Some Republicans don't want to pay insurers for reducing out-of-pocket costs for low-income Obamacare customers unless they can get changes to the law.
Republicans are figuring out what to do about the cost-sharing reduction payments to insurers now that an effort to repeal Obamacare failed in the Senate. The Senate plans to hold hearings in September on how to stabilize the individual market, which houses Obamacare's exchanges, and want to have a solution by the end of that month.
Some Republicans say it is important to make the cost-sharing payments to ensure that the markets remain stable. Insurers are required under Obamacare to lower co-pays and deductibles for low-income enrollees and they are then reimbursed by the federal government.
But Republicans don't want to come away empty-handed.
"I would think if you could do something bipartisan where there is give and take, then there ought to be something given in return in terms of market reforms to lower premiums," said Sen. Ron Johnson, R-Wis.
Other Republicans were reticent to make the payments long term without any reforms.
"I don't think you can simply just say, well, we will send money into it right now without any reforms included," said Sen. Mike Rounds, R-S.D. "That doesn't fix the situation."
Sen. Lamar Alexander, R-Tenn., said Tuesday he told President Trump to make the payments through September to give Congress time to work on a solution. Alexander is chairman of the Senate Health, Education, Labor and Pensions Committee that plans to hold hearings on the individual market when Congress returns next month.
Sen. Susan Collins, R-Maine, said the payments need to continue and she derided some of her colleauges for calling them bailouts for insurance companies.
"When I hear them described as insurance company bailout that is just not an accurate description," she said. "The reason we have CSRs is to help low-income people who are only between 100-200 percent of the poverty rate afford their out of pocket costs."
Sen. Bill Cassidy, R-La., also called for funding the payments and said that families could be hurt.
Other senators add they need to get an idea of what Trump wants to do about the payments. The president has tweeted several times that he wants to let Obamacare implode.
Meanwhile, Democrats are hoping for a longer solution beyond just a short-term fix for 2018.

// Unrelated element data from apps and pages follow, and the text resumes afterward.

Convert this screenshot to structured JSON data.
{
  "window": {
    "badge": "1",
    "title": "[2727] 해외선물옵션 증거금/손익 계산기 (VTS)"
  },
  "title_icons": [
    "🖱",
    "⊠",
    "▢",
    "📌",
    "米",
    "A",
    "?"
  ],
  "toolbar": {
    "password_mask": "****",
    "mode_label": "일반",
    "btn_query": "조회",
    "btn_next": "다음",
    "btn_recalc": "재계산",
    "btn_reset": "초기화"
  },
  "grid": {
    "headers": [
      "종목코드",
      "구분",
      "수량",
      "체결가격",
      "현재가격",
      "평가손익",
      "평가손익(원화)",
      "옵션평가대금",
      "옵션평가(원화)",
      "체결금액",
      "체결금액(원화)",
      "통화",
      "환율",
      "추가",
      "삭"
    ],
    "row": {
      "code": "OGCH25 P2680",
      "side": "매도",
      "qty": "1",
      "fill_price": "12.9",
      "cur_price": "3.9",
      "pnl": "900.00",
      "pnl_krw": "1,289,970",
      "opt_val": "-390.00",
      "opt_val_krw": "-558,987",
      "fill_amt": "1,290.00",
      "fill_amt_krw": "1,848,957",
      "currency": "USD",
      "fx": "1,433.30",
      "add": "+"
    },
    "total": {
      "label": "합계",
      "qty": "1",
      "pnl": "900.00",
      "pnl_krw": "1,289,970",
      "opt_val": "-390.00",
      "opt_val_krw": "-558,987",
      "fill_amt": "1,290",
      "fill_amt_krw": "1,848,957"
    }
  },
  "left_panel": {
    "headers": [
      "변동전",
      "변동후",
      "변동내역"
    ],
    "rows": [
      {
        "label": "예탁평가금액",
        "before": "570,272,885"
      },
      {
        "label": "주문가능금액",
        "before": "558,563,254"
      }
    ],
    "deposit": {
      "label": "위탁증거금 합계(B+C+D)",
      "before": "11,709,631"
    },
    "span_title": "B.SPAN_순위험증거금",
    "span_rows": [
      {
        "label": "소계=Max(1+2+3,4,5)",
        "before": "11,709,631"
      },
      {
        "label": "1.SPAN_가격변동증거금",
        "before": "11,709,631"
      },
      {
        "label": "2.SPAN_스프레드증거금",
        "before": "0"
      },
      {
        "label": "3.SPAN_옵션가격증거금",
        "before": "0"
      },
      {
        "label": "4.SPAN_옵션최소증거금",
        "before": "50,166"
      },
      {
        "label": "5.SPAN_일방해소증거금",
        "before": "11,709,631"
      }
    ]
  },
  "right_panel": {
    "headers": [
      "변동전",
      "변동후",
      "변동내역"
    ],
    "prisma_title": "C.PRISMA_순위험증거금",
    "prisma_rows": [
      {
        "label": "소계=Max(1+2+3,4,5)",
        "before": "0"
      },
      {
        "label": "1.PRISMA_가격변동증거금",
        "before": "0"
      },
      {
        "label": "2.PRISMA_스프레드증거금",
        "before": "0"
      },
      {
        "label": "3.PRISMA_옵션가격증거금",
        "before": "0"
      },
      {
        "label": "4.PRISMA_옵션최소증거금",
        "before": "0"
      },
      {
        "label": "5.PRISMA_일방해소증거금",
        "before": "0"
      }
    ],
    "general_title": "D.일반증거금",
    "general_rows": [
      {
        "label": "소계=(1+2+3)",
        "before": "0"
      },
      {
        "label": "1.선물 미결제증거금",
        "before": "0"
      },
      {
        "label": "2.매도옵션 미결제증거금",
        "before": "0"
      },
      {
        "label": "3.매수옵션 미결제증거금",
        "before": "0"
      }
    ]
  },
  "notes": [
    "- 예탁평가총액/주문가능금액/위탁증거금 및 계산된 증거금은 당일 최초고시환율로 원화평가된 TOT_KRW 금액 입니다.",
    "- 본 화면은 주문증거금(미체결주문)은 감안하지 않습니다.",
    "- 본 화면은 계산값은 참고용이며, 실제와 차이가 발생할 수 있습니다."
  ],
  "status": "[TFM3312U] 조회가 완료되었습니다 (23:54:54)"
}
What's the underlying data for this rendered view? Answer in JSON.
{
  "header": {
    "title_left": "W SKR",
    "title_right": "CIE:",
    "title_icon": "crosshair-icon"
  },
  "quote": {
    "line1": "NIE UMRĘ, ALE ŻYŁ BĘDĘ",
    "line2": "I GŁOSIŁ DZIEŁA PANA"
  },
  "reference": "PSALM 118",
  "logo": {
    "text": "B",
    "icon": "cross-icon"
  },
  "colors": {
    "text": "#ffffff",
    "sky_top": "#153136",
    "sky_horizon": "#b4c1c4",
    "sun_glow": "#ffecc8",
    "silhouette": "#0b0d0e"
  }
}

"I am concerned with Alexander talking about only a one-year fix," said Sen. Chris Murphy, D-Conn. "Solving the CSR problem for a year doesn't keep the insurance companies in."
Murphy said that if Democrats and Republicans get together to "forge a compromise then lets do it for more than one year."
While the payments have been made month-to-month, the president has refused to make a commitment for next year. Insurers have been forced to develop rates for 2018 with the cost-sharing reduction payments in flux. In some cases, it has led to higher rates in some states.
California's state-run Obamacare exchange announced Tuesday that premiums could rise an additional 12 percent on top of a planned 12 percent hike.
Further complicating the CSR debate is a battle over the legality of the payments.
The House sued the Obama administration in 2014, saying the payments to insurers were illegal because they weren't appropriated through Congress. A federal judge sided with the House last year but stayed her ruling until after the presidential election.
The Trump administration has not decided how it wants to proceed on the lawsuit. However, several administration officials such as Attorney General Jeff Sessions have called the payments unconstitutional.
Trump and the House Republican leadership could agree to drop the lawsuit and have Congress appropriate the payments, but no decision has been made.